=== Task statement ===
All records given below must be printed word for word.

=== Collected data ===
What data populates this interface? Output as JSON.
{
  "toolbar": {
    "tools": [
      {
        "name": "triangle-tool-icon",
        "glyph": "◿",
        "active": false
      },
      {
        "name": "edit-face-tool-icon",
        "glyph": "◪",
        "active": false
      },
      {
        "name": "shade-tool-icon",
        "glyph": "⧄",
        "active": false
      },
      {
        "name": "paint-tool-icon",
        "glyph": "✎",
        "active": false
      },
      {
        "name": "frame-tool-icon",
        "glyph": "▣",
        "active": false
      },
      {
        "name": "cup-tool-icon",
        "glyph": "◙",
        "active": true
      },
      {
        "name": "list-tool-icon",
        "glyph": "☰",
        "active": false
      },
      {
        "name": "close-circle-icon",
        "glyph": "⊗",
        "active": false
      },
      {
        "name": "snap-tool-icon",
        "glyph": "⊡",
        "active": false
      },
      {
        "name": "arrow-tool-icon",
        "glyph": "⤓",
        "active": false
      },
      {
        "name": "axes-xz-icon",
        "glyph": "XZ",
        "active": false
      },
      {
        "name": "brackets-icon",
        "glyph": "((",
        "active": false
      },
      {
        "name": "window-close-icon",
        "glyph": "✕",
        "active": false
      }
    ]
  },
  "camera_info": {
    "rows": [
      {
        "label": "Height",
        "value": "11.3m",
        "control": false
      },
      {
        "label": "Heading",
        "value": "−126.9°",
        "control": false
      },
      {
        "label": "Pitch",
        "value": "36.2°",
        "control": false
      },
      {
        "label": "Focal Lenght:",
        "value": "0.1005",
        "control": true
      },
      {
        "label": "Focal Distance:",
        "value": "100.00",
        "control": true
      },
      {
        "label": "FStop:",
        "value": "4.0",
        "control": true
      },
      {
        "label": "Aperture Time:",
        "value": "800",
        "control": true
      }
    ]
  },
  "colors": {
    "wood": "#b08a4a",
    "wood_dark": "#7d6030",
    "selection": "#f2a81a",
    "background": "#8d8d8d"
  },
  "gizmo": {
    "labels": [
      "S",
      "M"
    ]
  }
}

=== Solution for this problem ===
What data populates this interface? Output as JSON.
{
  "toolbar": {
    "tools": [
      {
        "name": "triangle-tool-icon",
        "glyph": "◿",
        "active": false
      },
      {
        "name": "edit-face-tool-icon",
        "glyph": "◪",
        "active": false
      },
      {
        "name": "shade-tool-icon",
        "glyph": "⧄",
        "active": false
      },
      {
        "name": "paint-tool-icon",
        "glyph": "✎",
        "active": false
      },
      {
        "name": "frame-tool-icon",
        "glyph": "▣",
        "active": false
      },
      {
        "name": "cup-tool-icon",
        "glyph": "◙",
        "active": true
      },
      {
        "name": "list-tool-icon",
        "glyph": "☰",
        "active": false
      },
      {
        "name": "close-circle-icon",
        "glyph": "⊗",
        "active": false
      },
      {
        "name": "snap-tool-icon",
        "glyph": "⊡",
        "active": false
      },
      {
        "name": "arrow-tool-icon",
        "glyph": "⤓",
        "active": false
      },
      {
        "name": "axes-xz-icon",
        "glyph": "XZ",
        "active": false
      },
      {
        "name": "brackets-icon",
        "glyph": "((",
        "active": false
      },
      {
        "name": "window-close-icon",
        "glyph": "✕",
        "active": false
      }
    ]
  },
  "camera_info": {
    "rows": [
      {
        "label": "Height",
        "value": "11.3m",
        "control": false
      },
      {
        "label": "Heading",
        "value": "−126.9°",
        "control": false
      },
      {
        "label": "Pitch",
        "value": "36.2°",
        "control": false
      },
      {
        "label": "Focal Lenght:",
        "value": "0.1005",
        "control": true
      },
      {
        "label": "Focal Distance:",
        "value": "100.00",
        "control": true
      },
      {
        "label": "FStop:",
        "value": "4.0",
        "control": true
      },
      {
        "label": "Aperture Time:",
        "value": "800",
        "control": true
      }
    ]
  },
  "colors": {
    "wood": "#b08a4a",
    "wood_dark": "#7d6030",
    "selection": "#f2a81a",
    "background": "#8d8d8d"
  },
  "gizmo": {
    "labels": [
      "S",
      "M"
    ]
  }
}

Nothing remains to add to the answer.